● Work instructions
Copy out every line of the data that has the word "Proyecto" somewhere in it.

◆ ◆ ◆

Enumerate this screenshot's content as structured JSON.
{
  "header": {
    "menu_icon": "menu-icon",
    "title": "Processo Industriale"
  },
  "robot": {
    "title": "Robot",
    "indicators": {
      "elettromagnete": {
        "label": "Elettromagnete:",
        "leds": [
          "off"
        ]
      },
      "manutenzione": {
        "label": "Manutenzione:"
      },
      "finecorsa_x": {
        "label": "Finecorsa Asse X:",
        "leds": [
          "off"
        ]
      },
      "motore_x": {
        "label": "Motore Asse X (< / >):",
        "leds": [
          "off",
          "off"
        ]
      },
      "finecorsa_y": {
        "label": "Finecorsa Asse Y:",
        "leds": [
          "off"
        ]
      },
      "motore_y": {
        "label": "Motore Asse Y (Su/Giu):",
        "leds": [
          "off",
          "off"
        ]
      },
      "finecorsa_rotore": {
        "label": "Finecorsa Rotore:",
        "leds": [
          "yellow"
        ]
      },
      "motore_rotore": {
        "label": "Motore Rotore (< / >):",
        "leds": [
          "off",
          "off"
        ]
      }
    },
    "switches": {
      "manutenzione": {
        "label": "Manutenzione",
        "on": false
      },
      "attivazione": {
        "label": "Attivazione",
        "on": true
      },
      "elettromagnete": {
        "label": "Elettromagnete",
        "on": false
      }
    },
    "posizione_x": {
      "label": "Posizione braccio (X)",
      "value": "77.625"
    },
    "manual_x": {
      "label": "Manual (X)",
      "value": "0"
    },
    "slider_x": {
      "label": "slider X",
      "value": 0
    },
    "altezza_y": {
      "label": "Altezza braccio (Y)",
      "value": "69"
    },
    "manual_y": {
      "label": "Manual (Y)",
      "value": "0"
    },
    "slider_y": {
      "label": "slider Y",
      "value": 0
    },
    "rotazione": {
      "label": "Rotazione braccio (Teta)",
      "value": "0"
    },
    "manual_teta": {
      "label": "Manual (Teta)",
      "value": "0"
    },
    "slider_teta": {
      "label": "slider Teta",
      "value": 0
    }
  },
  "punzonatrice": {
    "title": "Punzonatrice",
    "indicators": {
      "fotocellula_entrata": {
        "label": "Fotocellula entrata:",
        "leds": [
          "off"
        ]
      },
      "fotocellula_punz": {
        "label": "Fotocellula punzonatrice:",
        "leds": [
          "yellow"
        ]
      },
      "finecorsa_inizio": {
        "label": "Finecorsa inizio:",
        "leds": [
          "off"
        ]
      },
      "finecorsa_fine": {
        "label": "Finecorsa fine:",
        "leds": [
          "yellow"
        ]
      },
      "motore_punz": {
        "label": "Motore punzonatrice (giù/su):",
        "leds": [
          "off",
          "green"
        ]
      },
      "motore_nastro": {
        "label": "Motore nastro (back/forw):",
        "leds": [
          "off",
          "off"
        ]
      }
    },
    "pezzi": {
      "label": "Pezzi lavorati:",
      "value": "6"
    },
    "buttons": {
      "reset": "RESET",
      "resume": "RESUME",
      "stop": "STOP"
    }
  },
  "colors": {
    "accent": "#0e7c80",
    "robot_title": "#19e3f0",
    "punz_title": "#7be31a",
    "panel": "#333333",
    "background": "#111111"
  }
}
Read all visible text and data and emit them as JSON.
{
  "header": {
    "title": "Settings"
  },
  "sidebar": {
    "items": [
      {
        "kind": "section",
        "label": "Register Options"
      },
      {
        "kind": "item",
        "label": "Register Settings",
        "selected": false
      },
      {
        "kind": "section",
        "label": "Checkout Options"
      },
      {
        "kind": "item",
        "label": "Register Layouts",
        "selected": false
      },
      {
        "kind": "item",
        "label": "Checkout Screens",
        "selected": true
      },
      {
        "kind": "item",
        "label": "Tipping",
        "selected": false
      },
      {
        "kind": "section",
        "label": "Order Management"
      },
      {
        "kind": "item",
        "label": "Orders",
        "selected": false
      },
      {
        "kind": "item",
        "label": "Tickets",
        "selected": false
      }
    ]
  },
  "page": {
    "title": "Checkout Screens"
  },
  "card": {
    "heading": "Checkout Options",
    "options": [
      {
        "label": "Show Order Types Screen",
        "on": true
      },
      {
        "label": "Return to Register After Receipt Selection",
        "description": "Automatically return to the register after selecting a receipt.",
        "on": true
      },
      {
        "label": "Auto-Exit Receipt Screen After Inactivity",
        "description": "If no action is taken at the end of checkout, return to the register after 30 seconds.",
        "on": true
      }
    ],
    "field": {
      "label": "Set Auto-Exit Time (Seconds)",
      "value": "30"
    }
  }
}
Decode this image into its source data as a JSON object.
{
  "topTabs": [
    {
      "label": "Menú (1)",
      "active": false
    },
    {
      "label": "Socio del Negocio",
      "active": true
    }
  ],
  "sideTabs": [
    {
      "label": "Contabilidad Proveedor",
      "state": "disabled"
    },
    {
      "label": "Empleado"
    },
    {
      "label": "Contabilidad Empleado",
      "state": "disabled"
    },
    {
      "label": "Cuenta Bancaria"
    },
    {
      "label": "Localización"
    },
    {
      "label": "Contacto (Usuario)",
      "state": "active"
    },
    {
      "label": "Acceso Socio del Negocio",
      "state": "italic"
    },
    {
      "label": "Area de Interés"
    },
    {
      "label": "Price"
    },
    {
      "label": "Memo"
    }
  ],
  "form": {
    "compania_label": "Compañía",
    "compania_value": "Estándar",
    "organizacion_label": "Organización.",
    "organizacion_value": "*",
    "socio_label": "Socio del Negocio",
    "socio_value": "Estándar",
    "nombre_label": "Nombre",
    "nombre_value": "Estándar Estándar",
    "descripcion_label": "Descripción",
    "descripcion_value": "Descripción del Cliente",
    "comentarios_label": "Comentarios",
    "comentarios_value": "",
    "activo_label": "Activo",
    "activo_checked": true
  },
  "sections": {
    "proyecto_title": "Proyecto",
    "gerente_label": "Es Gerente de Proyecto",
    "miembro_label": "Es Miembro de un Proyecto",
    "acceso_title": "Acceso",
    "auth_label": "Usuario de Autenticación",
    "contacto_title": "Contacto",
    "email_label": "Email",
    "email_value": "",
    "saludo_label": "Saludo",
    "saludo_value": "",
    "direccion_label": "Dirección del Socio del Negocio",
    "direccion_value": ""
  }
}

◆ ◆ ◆

● Response
    "proyecto_title": "Proyecto",
    "gerente_label": "Es Gerente de Proyecto",
    "miembro_label": "Es Miembro de un Proyecto",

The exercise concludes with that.